Today we will look at why addiction is a disease and how we can be the carriers of this information to others. So that individuals suffering from it may come closer to the nonjudgmental help they need to recover.

Why Addiction Is a Disease

In 1956, the American Medical Association declared that alcoholism was a disease. Then, in 1960, the American Psychiatric Association said addiction was a disease. Scientific data was collected to draw these conclusions and tested to confirm that people met the criteria. Yet, many individuals—including medical providers—struggle with this disease concept today.

Addiction became recognized as a disease by meeting multiple criteria.

1. It Is a Chronic Condition

It does not go away, but it can go into remission if treated by not using alcohol or other drugs.

2. It Progresses

It is a predictable condition in the fact that it progresses.

3. From Use to Dependence

The progression moves from use (e.g., drinking with family and friends) to abuse (passing out, throwing up) to dependence (negative consequences begin to occur).

More like this: Alcohol Habit vs Addiction – How It Forms

4. It Has a Set of Symptoms

  • Isolation (so you don't know what I am doing)
  • Preoccupation (cannot stop thinking about, using, or going to use my drug of choice)
  • Negative consequences (loss of jobs, marriages, homes, children, money, lives)

More like this: The Painful Isolation of Addiction

5. Fatality

The last symptom is that the disease of addiction is fatal if not treated.

This final symptom is the one that usually gets the attention of the loved ones of persons with the disease.

However, they also struggle with the impacts of the earlier negative consequences. How can anyone help their family understand after they lost another job for going in drunk or high, or after they cleaned out the bank account to buy cocaine or pills?

More like this: One Pill Can Kill


College Assignment: Having Students Give Something up for 30 Days

I was blessed to be able to teach a Master's level class at a university several years ago. When the class discovered I worked in the field of addiction, they asked me, "Why can't your people stop using?"

I decided that leading by example was better than telling stories, so I assigned each student (23 in the class) to give up something they regularly did for 30 days. They could choose what to give up but not change this once the assignment began. Each one said, "No problem." They were told they had to write about each time they "relapsed."

After the first week, about 8 of the students asked if they could change their decision, and I, of course, said no since my people could not change theirs.

Students Noted Similar Behaviors to Addiction Disorders

At the end of the 30 days, no one in the class of 23 had made it without relapsing at least 3 times, and most had stopped trying.

They had tried to give up soda, chocolate, coffee, and Facebook—among others.
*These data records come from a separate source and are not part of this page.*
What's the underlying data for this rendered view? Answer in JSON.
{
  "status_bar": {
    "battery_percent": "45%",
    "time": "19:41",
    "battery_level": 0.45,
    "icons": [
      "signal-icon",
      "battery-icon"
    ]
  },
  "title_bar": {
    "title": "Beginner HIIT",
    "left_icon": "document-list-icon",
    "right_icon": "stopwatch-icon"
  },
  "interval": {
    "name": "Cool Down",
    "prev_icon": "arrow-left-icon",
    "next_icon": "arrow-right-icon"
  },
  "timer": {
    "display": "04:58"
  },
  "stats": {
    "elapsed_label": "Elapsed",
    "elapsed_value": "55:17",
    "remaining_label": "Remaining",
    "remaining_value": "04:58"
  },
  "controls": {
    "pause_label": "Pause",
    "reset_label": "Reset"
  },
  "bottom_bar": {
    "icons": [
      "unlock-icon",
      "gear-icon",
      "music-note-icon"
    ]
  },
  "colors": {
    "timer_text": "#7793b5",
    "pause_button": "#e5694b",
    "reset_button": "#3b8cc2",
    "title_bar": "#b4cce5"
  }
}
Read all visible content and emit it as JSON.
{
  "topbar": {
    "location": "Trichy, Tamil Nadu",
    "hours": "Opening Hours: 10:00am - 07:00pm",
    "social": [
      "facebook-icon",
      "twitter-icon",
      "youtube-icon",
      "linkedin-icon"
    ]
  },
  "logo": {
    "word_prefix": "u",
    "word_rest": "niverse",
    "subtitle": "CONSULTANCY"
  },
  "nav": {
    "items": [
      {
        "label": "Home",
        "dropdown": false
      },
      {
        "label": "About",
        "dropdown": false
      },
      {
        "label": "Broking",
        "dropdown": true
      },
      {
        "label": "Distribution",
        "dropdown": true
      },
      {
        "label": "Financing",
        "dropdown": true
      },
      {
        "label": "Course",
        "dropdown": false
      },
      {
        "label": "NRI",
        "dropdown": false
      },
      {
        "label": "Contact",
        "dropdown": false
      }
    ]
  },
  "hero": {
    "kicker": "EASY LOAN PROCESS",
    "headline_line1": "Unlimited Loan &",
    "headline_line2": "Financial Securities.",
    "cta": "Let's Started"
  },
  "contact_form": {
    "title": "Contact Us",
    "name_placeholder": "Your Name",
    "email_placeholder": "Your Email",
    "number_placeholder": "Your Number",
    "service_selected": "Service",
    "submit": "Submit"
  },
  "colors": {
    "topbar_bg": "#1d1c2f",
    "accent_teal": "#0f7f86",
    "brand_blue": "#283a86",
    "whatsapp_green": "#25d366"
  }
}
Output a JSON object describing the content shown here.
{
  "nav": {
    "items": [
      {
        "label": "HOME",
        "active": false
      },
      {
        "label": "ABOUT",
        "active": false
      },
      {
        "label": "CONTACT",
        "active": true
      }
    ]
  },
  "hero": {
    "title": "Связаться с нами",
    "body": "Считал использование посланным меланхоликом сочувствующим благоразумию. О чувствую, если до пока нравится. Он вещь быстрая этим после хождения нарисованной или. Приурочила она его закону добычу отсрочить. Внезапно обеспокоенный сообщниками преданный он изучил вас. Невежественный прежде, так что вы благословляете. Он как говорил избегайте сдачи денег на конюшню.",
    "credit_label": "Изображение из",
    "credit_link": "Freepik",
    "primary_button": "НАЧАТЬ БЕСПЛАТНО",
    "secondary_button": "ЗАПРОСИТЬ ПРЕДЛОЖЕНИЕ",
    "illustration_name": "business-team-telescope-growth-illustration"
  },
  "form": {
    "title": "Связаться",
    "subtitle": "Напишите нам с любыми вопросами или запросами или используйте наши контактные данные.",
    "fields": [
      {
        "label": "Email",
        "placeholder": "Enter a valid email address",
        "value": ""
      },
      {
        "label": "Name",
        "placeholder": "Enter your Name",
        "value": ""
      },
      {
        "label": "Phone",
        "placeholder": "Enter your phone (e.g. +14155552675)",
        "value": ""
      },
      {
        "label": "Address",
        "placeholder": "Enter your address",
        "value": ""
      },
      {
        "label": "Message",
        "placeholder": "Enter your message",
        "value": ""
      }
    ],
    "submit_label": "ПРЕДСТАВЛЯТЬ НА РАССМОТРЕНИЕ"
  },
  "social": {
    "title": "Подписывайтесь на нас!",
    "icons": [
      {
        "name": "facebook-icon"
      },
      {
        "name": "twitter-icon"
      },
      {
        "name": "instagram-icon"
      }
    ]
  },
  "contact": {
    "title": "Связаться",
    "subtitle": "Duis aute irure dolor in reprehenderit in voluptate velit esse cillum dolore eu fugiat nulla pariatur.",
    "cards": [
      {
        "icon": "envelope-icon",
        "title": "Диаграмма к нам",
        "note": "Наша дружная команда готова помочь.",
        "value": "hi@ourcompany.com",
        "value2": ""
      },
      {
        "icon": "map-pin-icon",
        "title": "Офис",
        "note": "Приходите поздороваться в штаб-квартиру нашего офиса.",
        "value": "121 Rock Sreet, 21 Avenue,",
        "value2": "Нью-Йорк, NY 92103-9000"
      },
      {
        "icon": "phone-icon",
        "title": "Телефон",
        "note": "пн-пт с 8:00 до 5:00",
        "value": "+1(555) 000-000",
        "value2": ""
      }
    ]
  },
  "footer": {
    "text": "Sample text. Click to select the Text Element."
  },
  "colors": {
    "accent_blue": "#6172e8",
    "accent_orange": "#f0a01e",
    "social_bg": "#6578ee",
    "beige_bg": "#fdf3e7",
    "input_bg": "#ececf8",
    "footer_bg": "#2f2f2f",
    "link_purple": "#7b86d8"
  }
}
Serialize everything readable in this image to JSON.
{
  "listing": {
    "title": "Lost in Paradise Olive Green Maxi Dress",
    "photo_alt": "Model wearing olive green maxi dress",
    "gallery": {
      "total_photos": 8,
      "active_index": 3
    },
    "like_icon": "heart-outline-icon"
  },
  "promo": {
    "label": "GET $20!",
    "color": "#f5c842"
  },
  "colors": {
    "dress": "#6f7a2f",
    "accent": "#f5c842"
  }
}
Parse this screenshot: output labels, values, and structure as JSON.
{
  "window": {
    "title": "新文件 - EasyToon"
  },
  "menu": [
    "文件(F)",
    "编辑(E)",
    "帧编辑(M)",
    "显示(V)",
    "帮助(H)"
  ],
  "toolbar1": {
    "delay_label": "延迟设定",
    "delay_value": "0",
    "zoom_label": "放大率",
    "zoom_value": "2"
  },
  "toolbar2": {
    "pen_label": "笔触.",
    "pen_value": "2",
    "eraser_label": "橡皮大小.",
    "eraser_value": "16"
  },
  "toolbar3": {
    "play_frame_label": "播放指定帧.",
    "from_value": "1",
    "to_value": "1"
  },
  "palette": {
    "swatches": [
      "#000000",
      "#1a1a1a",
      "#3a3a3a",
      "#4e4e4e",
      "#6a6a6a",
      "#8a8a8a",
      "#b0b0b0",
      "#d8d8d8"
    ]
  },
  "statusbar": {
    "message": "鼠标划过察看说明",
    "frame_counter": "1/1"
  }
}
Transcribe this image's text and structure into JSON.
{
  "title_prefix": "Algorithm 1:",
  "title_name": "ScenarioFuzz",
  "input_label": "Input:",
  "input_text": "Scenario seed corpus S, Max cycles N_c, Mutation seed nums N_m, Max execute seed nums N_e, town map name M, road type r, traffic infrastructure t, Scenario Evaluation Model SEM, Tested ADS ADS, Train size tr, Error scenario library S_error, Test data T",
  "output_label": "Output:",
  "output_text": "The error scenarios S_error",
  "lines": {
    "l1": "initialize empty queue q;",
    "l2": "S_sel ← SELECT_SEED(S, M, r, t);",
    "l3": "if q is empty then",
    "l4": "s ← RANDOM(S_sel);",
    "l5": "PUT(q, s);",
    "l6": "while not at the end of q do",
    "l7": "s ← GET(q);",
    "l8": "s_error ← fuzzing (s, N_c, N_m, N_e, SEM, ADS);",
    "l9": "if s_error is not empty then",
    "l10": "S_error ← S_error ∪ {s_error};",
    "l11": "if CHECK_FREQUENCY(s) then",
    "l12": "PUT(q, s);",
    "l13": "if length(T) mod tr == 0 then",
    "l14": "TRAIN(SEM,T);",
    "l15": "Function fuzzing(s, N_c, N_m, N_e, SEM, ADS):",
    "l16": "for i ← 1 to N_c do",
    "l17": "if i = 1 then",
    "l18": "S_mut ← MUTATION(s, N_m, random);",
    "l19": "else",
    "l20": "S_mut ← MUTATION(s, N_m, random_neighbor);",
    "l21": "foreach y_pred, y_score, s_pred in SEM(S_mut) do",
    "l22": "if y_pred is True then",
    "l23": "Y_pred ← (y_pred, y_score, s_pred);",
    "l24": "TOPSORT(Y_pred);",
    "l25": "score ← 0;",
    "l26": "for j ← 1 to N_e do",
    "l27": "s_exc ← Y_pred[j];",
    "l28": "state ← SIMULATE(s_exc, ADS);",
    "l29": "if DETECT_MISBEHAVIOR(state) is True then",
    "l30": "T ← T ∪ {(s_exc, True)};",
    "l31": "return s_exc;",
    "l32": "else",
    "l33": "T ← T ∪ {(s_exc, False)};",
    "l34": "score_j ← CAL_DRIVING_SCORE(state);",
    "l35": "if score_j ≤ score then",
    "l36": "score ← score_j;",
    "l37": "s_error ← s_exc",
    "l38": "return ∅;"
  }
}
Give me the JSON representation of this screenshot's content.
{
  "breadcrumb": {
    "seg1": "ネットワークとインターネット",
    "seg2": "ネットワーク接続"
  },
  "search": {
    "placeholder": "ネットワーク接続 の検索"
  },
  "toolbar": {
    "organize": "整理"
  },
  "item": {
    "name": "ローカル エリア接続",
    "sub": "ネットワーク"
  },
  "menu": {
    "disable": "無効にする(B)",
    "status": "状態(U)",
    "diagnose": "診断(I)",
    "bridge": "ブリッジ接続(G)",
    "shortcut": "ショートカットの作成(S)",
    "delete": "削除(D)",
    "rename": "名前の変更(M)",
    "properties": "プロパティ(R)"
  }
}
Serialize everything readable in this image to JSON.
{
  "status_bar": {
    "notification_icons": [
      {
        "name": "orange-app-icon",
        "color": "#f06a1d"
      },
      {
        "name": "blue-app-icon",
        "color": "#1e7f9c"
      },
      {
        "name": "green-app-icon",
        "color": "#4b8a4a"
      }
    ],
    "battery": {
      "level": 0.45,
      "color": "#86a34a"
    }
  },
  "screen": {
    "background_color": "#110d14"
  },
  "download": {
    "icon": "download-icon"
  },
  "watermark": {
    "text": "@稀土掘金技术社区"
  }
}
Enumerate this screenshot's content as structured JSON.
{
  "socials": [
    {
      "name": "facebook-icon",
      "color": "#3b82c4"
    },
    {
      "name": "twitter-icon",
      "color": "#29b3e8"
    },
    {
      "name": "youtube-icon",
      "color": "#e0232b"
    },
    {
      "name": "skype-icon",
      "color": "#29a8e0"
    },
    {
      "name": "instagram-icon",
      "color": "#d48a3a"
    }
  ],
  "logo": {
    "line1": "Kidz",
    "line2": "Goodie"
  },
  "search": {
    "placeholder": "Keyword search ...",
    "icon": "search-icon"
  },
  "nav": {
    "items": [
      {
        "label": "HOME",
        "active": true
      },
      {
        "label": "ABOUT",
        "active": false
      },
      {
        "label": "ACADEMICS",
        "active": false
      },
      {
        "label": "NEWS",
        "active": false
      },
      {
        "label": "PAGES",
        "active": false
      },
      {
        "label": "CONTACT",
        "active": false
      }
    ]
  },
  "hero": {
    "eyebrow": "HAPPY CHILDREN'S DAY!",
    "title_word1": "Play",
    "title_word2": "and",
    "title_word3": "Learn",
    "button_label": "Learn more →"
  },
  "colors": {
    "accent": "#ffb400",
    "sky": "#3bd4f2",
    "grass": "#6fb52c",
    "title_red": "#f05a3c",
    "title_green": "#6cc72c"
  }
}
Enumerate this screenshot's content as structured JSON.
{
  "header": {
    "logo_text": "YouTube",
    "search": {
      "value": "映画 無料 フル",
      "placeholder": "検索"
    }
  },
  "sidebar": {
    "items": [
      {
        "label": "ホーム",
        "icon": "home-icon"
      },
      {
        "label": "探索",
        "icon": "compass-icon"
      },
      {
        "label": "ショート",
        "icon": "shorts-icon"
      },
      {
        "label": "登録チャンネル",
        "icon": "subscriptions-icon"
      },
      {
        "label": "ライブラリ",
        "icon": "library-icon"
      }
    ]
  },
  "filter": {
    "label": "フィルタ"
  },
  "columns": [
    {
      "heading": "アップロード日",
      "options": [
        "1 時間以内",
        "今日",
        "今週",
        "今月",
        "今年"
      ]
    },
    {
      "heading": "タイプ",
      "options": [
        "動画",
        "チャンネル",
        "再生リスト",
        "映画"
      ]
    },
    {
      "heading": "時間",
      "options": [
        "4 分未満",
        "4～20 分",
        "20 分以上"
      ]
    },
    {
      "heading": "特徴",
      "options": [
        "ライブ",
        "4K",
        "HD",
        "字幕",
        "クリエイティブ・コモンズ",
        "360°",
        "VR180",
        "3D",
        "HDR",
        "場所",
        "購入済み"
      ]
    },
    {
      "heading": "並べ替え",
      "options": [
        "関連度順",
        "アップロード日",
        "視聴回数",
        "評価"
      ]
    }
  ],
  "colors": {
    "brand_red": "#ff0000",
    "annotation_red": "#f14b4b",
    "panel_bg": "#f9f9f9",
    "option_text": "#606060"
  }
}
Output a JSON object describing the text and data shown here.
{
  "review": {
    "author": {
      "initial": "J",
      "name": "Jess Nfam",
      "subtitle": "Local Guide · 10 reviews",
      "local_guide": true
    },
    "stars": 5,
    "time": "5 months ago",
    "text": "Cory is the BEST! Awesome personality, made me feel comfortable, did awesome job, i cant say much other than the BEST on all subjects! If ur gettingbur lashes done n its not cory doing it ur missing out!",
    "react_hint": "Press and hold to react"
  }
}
Several noted similar behaviors to those with addiction disorders when they tried to stop.

  • "I could not stop thinking about chocolate."
  • "I got mad when my workmate ate cookies, and I couldn't stop watching her."
  • "I had trouble sleeping."
  • "I was angry and said that since I already messed up, I might as well stop trying."

Amazingly, they were all surprised that this could be so hard. Surely, they were not addicted to their things! I taught this course for 3 semesters, and this exercise produced the same results each time.

More like this: The Single Most Important Thing to Know When Detoxing

My College Students Changing Their Minds About Addiction Disorders

We, humans, perceive that we are different from others in our behaviors, but there are distinct similarities. After this experience, my classes were more open to working with individuals with addiction disorders. You see, it is not just about the alcohol or the drugs. Sure, they want to stop, and the people who love them want them to stop, but once they pass the line from abuse to dependence, things have changed and the 'off' switch is broken.

More like this: Loving Someone to Death: Supporting Recovery Without Enabling

Getting Help for Addiction at the Coleman Institute for Addiction Medicine

The same thing happens to others with their repetitive behaviors, and we are often unaware of it. So if you happen to find yourself or someone you love in this dilemma, please work to learn all you can about the DISEASE of ADDICTION, so you get help if needed or give it to the person who needs it.

This disease is fraught with the stigma of shame. However, your love and/or acceptance may be the thing that can help someone back into the world again and allow them to be able to hold up their head. We are each the change agent in our lives, and if we can be the ally as well, then there is no end to the possibilities of recovery.

Judi Schmidt, LCSW

More like this: Taking the First Step in Your Recovery Journey